The Crazy Debt Limit Should Go

Special Publication
Friday, October 13, 2017

The original purpose of the statutory debt limit was to remove the requirement that Congress authorize individual issuances of debt, rather than keep the government from acquiring too much debt. In a guest opinion piece in The Hill, Robert Bixby and James Carter write that today the debt limit is doing more harm than good. Read the full article here.


"Crazy People," the 88th-best grossing movie of 1990, features Dudley Moore as, in the words Roger Ebert, “a demented and crazed advertising genius who gets fed up with the hypocrisy of routine advertising and creates his own campaigns — campaigns that tell the literal, brutal, sacrilegious truth.”  

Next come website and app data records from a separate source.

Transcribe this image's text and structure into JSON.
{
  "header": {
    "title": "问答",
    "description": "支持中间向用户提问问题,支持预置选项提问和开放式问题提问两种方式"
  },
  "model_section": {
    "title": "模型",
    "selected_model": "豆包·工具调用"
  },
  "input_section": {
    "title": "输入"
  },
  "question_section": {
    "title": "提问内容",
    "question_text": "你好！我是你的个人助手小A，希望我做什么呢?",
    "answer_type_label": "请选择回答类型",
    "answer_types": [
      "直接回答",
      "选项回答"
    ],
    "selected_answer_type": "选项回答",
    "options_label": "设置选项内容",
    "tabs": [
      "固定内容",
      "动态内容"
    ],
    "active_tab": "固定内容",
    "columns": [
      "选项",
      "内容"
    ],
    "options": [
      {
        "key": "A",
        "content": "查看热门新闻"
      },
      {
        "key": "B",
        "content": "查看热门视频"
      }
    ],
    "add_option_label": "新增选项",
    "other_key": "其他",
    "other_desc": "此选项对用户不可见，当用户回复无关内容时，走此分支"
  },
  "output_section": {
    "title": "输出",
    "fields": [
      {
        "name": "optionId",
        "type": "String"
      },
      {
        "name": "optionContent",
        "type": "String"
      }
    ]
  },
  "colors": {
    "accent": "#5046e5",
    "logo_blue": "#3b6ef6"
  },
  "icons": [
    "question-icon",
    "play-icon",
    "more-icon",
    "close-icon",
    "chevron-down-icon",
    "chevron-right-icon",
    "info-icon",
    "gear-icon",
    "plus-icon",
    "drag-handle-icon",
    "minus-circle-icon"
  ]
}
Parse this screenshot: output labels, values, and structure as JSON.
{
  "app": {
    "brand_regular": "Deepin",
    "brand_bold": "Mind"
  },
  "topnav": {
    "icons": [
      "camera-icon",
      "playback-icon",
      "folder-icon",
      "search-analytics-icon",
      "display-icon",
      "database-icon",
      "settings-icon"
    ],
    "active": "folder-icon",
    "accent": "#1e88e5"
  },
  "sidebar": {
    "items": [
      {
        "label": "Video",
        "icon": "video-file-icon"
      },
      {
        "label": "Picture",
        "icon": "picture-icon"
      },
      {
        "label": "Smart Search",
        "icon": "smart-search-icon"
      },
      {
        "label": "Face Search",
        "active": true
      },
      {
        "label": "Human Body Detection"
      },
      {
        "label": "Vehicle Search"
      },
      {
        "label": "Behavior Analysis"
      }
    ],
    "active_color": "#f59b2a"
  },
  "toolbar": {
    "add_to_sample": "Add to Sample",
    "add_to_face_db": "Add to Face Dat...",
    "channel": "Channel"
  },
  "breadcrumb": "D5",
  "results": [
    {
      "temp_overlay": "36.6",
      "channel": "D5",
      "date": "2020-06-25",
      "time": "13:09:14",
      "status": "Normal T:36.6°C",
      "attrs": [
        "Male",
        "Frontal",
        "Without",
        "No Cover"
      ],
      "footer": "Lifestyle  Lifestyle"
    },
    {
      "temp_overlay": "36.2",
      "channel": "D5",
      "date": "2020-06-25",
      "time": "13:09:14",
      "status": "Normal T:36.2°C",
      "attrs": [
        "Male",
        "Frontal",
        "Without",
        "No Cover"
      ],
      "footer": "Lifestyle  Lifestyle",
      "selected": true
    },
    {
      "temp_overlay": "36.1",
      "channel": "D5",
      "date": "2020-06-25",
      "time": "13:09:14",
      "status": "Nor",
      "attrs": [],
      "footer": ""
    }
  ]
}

Case in point: “Metamucil…if you don't use it, you'll get cancer and die.”  Taking a page from Moore’s playbook, President Trump and congressional Democrats now use similarly blunt language as they speak of abolishing the federal debt limit.  It’s far from a crazy idea.


Robert Bixby is executive director of The Concord Coalition, an organization that encourages fiscal responsibility in Washington. James Carter served as the head of tax policy implementation on President Trump’s transition team. Previously, he was a deputy assistant secretary of the Treasury and deputy undersecretary of labor under President George W. Bush.